Joe Venuto has called many places home throughout his 98 years. He served in World War II and lived in Southern California, Delaware and Belgium before settling down in Sanibel, Florida, with his wife Nancy.
But this is the first time they have lost everything in a storm.
“It was intense,” said Lauren Davies, their daughter. “I have lived there for 35 years; I was here for Charley, Irma, everything. The surge was what no one understood.”
Davies recalls a neighbor saying the storm surge had to be at least 10 feet tall. “It’s unbelievable, you know, we’re on a golf course and then the golf course was about this much underwater,” said Joe Venuto, with his hand held to his head to describe the water level.
The golf course was where the Coast Guard landed a helicopter to rescue the families that had been stranded because of the flooding.
This family spent 48 hours on the island after the Category 4 hurricane made landfall. The hurricane washed away the bottom of their house and flooded their three cars. The couple was at a loss for words when sharing their experience about the treatment they received during their rescue.
“All I can tell you is how fortunate we have such wonderful young men,” Nancy Venuto said. “They were so good and so kind to us, I mean they treated us really special.”
The couple, who has been married for 72 years, share their love for life in Sanibel and said they won’t let Hurricane Ian take them away from the island, at least not forever. “We figured we’re checking out for a year,” Davies said.
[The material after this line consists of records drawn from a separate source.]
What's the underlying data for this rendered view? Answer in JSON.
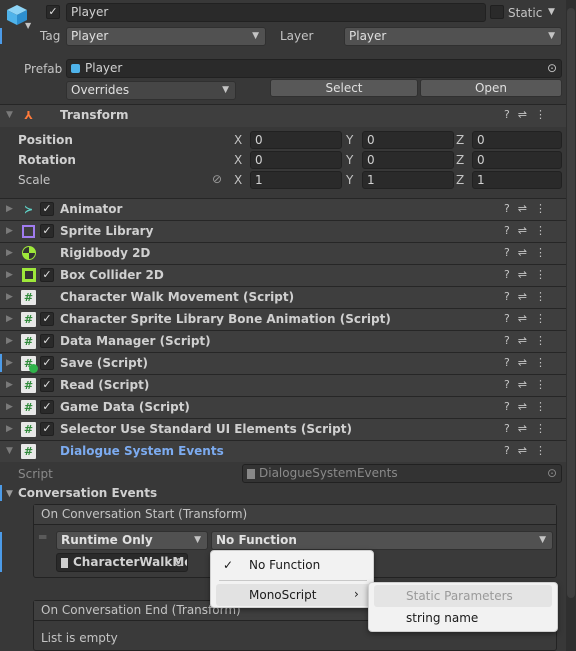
{
  "header": {
    "name": "Player",
    "active": true,
    "static_label": "Static",
    "static": false,
    "tag_label": "Tag",
    "tag": "Player",
    "layer_label": "Layer",
    "layer": "Player",
    "prefab_label": "Prefab",
    "prefab": "Player",
    "overrides": "Overrides",
    "select": "Select",
    "open": "Open"
  },
  "transform": {
    "title": "Transform",
    "rows": [
      {
        "label": "Position",
        "x": "0",
        "y": "0",
        "z": "0"
      },
      {
        "label": "Rotation",
        "x": "0",
        "y": "0",
        "z": "0"
      },
      {
        "label": "Scale",
        "x": "1",
        "y": "1",
        "z": "1"
      }
    ]
  },
  "components": [
    {
      "name": "Animator",
      "icon": "animator-icon",
      "checkbox": true
    },
    {
      "name": "Sprite Library",
      "icon": "sprite-library-icon",
      "checkbox": true
    },
    {
      "name": "Rigidbody 2D",
      "icon": "rigidbody-icon",
      "checkbox": false
    },
    {
      "name": "Box Collider 2D",
      "icon": "box-collider-icon",
      "checkbox": true
    },
    {
      "name": "Character Walk Movement (Script)",
      "icon": "script-icon",
      "checkbox": false
    },
    {
      "name": "Character Sprite Library Bone Animation (Script)",
      "icon": "script-icon",
      "checkbox": true
    },
    {
      "name": "Data Manager (Script)",
      "icon": "script-icon",
      "checkbox": true
    },
    {
      "name": "Save (Script)",
      "icon": "script-added-icon",
      "checkbox": true
    },
    {
      "name": "Read (Script)",
      "icon": "script-icon",
      "checkbox": true
    },
    {
      "name": "Game Data (Script)",
      "icon": "script-icon",
      "checkbox": true
    },
    {
      "name": "Selector Use Standard UI Elements (Script)",
      "icon": "script-icon",
      "checkbox": true
    }
  ],
  "dialogue": {
    "title": "Dialogue System Events",
    "script_label": "Script",
    "script": "DialogueSystemEvents",
    "section": "Conversation Events",
    "start_event": "On Conversation Start (Transform)",
    "runtime": "Runtime Only",
    "function": "No Function",
    "target": "CharacterWalkMov",
    "end_event": "On Conversation End (Transform)",
    "empty": "List is empty"
  },
  "menu": {
    "items": [
      "No Function",
      "MonoScript"
    ],
    "checked": "No Function",
    "submenu": [
      "Static Parameters",
      "string name"
    ]
  },
  "colors": {
    "accent": "#4c9be8",
    "title_link": "#7cabf0"
  }
}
Nancy Venuto elaborated how, during her life, she has collected many memories to look back on, but her experiences with Hurricane Ian are some she never saw coming. “You know, when you get as old as we are, you have a lot of things to remember. I’d never think this is the way it would be,” Nancy Venuto said.
Residents from nearby areas expressed similar reactions. Most find themselves lost, not knowing where to start rebuilding, but also surprised they survived the storm’s passing.
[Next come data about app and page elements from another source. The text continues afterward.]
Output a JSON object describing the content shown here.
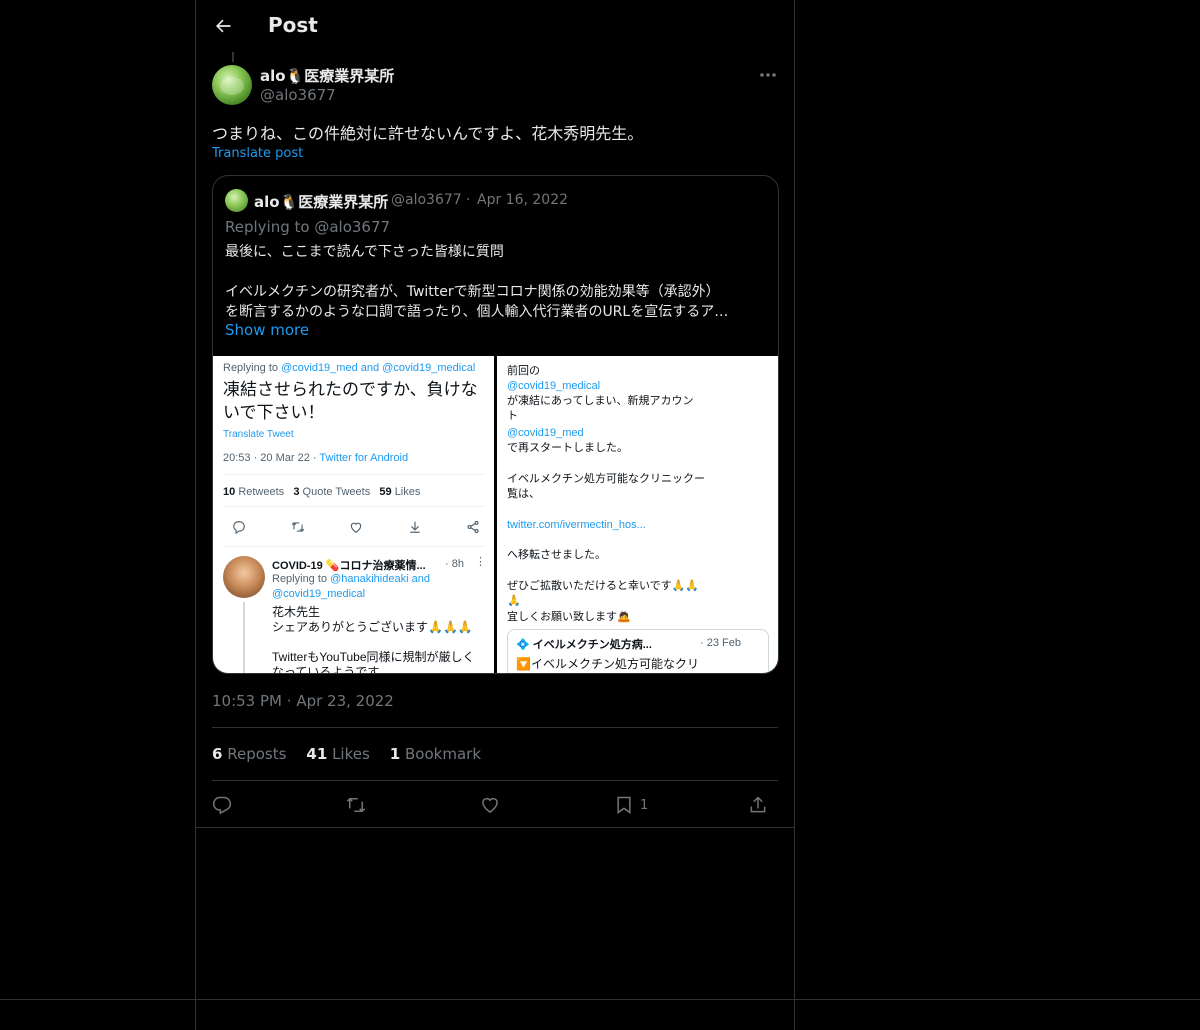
{
  "header": {
    "title": "Post"
  },
  "post": {
    "author_name": "alo🐧医療業界某所",
    "author_handle": "@alo3677",
    "text": "つまりね、この件絶対に許せないんですよ、花木秀明先生。",
    "translate_label": "Translate post",
    "timestamp_time": "10:53 PM",
    "timestamp_date": "Apr 23, 2022",
    "stats": {
      "reposts_count": "6",
      "reposts_label": "Reposts",
      "likes_count": "41",
      "likes_label": "Likes",
      "bookmarks_count": "1",
      "bookmarks_label": "Bookmark"
    },
    "bookmark_action_count": "1"
  },
  "quote": {
    "author_name": "alo🐧医療業界某所",
    "author_handle": "@alo3677",
    "separator": "·",
    "date": "Apr 16, 2022",
    "replying_prefix": "Replying to ",
    "replying_to": "@alo3677",
    "line1": "最後に、ここまで読んで下さった皆様に質問",
    "line2": "イベルメクチンの研究者が、Twitterで新型コロナ関係の効能効果等（承認外）",
    "line3": "を断言するかのような口調で語ったり、個人輸入代行業者のURLを宣伝するア…",
    "show_more": "Show more",
    "media_left": {
      "replying_prefix": "Replying to ",
      "replying_to": "@covid19_med and @covid19_medical",
      "big_text": "凍結させられたのですか、負けないで下さい！",
      "translate": "Translate Tweet",
      "time": "20:53 · 20 Mar 22 · ",
      "client": "Twitter for Android",
      "retweets_count": "10",
      "retweets_label": "Retweets",
      "quotes_count": "3",
      "quotes_label": "Quote Tweets",
      "likes_count": "59",
      "likes_label": "Likes",
      "reply_name": "COVID-19 💊コロナ治療薬情...",
      "reply_time": "· 8h",
      "reply_dots": "⋮",
      "reply_to_prefix": "Replying to ",
      "reply_to_a": "@hanakihideaki and",
      "reply_to_b": "@covid19_medical",
      "reply_line1": "花木先生",
      "reply_line2": "シェアありがとうございます🙏🙏🙏",
      "reply_line3": "",
      "reply_line4": "TwitterもYouTube同様に規制が厳しく",
      "reply_line5": "なっているようです。"
    },
    "media_right": {
      "l1": "前回の",
      "l2": "@covid19_medical",
      "l3": " が凍結にあってしまい、新規アカウン",
      "l4": "ト",
      "l5": "@covid19_med",
      "l6": "で再スタートしました。",
      "l7": "イベルメクチン処方可能なクリニックー",
      "l8": "覧は、",
      "l9": "twitter.com/ivermectin_hos...",
      "l10": "へ移転させました。",
      "l11": "ぜひご拡散いただけると幸いです🙏🙏",
      "l12": "🙏",
      "l13": "宜しくお願い致します🙇",
      "card_title": "💠 イベルメクチン処方病...",
      "card_date": "· 23 Feb",
      "card_body": "🔽イベルメクチン処方可能なクリ"
    }
  },
  "colors": {
    "accent": "#1d9bf0",
    "muted": "#71767b",
    "text": "#e7e9ea",
    "border": "#2f3336",
    "background": "#000000"
  },
  "icons": [
    "back-arrow-icon",
    "more-icon",
    "reply-icon",
    "repost-icon",
    "like-icon",
    "bookmark-icon",
    "share-icon"
  ]
}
“The thought deep in our heads was: “we’re not actually going to survive this,”” Kelly McWilliams, resident of Cape Coral, Florida, told AccuWeather. “And I was thinking, “Do I attempt to text my daughter like all of our bank account numbers and things like that?” That was what was in my head, you know. I didn’t want to say it out loud but that’s what I was thinking.”
Joe Venuto, a World War II veteran who served as a lieutenant in the U.S. Navy and a gunnery officer, is ensuring the Coast Guard rescue crew receives the recognition they deserve. “They deserve a lot of credit for the way they’re helping people. It’s extremely appreciated,” Joe Venuto told AccuWeather.
Produced in association with AccuWeather.
This story was provided to Newsweek by Zenger News.